I know it may sound a little odd or a tad obsessive but I have
to confess that I have a bit of a thing for chairs. At one point I
had 27 chairs nestled and squeezed into every available space
in the apartment, including 5 stacked in the wardrobe in the
spare (read storage) room.
A chair is a thing of great beauty, and comfort too if that’s
important to you. Chairs come in all sorts of shapes and
sizes, they are also made out of a plethora of materials.
It’s hard to beat a well designed seat, and when it comes
to great Australian designs it’s hard to go past household
names such as Grant Featherston, Clement Meadmore,
Gordon Andrews and Douglas Snelling.
It’s worth noting that outside of the mainstream were another
group of cabinetmakers producing modernist furniture, but with
a strong European flavour. The furniture of Schulim Krimper,
a craftsman who arrived in Melbourne, Australia in 1939,
is well represented in public galleries and private collections.
Although Krimper’s furniture is highly prized and outside
of the price range of many collectors, his Melbourne
contempories such as Gerrard and Isobel Doube,
Rosando Bros, and Dario Zoureff present real opportunities
for lovers of Australian post-war furniture.
Look out for the characteristic wishbone legs on Rosando
lounge suites, or the beautiful hardwood timbers favoured
by Zoureff. My partner and I recently picked up a Zoureff
1950’s nest of tables for far less than what you would pay
at a department store for an inferior particle board product.
Apart from the above mentioned designers there were loads
of furniture makers and small factories who operated
throughout the post-war period. Infact, some of my favorite
pieces have been made by unknown designers.
Australian post-war Furniture may not be as popular as the
the American and Scandinavian furniture designs, but it
does offer something quite unique, and that’s a chance to

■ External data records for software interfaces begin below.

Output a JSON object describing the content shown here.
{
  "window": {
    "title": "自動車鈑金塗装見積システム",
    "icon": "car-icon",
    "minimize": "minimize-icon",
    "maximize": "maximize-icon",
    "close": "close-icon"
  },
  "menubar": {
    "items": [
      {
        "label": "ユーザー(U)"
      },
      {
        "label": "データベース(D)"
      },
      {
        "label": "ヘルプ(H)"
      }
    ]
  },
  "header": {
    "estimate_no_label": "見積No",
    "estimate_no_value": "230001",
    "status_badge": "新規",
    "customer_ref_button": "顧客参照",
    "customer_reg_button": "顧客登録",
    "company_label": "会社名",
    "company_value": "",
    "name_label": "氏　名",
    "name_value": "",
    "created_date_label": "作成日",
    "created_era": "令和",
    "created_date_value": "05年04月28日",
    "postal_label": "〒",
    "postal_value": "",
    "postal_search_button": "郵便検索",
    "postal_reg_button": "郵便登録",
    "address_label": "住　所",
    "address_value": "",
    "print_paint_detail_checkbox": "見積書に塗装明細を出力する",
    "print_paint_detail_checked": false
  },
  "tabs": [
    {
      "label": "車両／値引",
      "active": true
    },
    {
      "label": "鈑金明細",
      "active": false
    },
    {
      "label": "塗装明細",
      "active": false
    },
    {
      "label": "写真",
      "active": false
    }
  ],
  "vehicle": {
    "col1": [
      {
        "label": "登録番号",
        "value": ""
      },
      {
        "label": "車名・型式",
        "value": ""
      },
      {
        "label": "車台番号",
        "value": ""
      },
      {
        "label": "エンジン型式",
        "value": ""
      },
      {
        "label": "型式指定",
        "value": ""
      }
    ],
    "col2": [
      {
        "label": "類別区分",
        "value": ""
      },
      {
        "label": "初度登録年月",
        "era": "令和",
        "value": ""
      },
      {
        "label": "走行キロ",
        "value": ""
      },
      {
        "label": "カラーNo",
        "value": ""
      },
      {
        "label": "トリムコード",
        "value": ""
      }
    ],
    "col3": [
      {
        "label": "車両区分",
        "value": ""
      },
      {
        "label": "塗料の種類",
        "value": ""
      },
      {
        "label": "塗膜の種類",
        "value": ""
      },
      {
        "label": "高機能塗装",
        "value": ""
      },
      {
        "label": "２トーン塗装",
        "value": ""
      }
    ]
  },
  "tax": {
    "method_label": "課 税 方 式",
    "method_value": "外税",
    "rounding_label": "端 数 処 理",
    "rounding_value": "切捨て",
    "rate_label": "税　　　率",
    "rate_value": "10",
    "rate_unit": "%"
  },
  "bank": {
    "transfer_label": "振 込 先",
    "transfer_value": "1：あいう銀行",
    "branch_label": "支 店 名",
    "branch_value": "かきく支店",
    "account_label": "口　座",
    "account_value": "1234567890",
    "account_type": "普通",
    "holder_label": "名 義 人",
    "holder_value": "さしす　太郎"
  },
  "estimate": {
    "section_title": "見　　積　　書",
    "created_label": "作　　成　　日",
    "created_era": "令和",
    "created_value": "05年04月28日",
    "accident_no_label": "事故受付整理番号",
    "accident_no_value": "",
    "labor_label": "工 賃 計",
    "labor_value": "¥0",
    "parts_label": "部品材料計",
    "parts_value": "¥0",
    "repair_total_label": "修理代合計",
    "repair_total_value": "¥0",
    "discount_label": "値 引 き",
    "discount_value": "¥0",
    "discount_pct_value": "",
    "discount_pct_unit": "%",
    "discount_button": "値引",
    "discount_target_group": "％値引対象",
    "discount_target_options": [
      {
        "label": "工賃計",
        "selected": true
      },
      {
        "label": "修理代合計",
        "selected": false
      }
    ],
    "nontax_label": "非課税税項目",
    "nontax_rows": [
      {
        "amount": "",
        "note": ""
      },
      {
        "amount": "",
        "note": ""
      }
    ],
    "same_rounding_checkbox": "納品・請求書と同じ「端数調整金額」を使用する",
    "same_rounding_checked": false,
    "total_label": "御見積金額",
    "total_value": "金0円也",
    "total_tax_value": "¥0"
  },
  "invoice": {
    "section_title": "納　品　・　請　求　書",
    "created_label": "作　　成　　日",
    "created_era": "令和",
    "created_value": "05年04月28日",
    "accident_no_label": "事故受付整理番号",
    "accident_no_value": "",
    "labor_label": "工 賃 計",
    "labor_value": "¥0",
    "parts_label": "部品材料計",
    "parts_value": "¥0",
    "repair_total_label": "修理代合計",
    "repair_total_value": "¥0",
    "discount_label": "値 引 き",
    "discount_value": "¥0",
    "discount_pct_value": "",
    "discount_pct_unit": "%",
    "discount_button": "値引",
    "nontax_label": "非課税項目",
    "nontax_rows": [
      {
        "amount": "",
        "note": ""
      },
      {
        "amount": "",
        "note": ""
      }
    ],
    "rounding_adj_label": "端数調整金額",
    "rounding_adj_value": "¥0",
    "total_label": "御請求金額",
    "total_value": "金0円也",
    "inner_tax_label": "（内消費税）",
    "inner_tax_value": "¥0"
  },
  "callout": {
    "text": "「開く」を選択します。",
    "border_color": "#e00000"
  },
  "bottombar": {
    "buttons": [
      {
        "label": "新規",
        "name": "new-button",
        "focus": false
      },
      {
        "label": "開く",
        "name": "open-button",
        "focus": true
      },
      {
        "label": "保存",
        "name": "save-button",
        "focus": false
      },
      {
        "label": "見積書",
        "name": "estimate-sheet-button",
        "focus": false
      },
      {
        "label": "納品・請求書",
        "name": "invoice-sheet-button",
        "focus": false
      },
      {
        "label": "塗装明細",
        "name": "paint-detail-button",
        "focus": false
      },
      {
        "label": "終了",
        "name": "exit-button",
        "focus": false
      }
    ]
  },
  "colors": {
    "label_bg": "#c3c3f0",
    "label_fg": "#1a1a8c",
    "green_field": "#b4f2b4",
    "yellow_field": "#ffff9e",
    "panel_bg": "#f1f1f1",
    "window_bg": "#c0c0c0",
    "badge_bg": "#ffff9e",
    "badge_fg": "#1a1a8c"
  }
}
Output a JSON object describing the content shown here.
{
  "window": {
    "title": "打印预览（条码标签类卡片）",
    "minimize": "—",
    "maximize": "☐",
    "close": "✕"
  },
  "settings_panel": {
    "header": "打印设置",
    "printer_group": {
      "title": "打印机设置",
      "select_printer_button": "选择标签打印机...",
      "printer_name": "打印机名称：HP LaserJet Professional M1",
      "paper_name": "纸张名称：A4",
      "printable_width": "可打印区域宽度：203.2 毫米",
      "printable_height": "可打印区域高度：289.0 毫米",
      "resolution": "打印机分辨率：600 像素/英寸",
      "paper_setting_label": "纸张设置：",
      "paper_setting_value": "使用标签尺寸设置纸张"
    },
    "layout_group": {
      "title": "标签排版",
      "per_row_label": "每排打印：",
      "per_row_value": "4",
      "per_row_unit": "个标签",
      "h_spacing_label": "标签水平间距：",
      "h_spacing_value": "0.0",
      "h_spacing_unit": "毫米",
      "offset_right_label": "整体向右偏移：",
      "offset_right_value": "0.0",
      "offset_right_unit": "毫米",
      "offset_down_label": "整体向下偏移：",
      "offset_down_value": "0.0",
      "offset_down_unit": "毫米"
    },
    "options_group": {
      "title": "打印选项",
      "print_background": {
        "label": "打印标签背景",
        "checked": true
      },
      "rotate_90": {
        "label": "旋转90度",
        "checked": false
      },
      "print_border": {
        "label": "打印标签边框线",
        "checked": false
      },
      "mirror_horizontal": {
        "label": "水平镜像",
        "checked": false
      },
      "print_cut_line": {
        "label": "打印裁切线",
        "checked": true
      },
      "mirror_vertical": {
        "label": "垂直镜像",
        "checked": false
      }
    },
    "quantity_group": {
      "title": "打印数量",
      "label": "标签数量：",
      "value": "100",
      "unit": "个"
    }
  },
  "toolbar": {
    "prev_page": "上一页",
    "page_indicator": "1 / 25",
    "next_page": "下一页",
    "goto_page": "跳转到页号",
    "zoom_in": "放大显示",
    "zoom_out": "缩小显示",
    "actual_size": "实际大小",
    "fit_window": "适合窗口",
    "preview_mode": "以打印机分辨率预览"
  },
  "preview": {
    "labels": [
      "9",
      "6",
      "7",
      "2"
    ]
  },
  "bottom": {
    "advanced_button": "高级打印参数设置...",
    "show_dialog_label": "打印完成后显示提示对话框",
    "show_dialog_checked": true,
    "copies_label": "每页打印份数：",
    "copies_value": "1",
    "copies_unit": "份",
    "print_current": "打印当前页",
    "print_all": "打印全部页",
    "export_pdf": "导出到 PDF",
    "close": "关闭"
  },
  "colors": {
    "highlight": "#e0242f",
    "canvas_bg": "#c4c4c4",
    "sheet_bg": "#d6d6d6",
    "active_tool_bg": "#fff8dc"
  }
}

enjoy modernist designs, help the environment by
recycling existing pieces, and preserve our design heritage
from the comfort of a beautiful chair.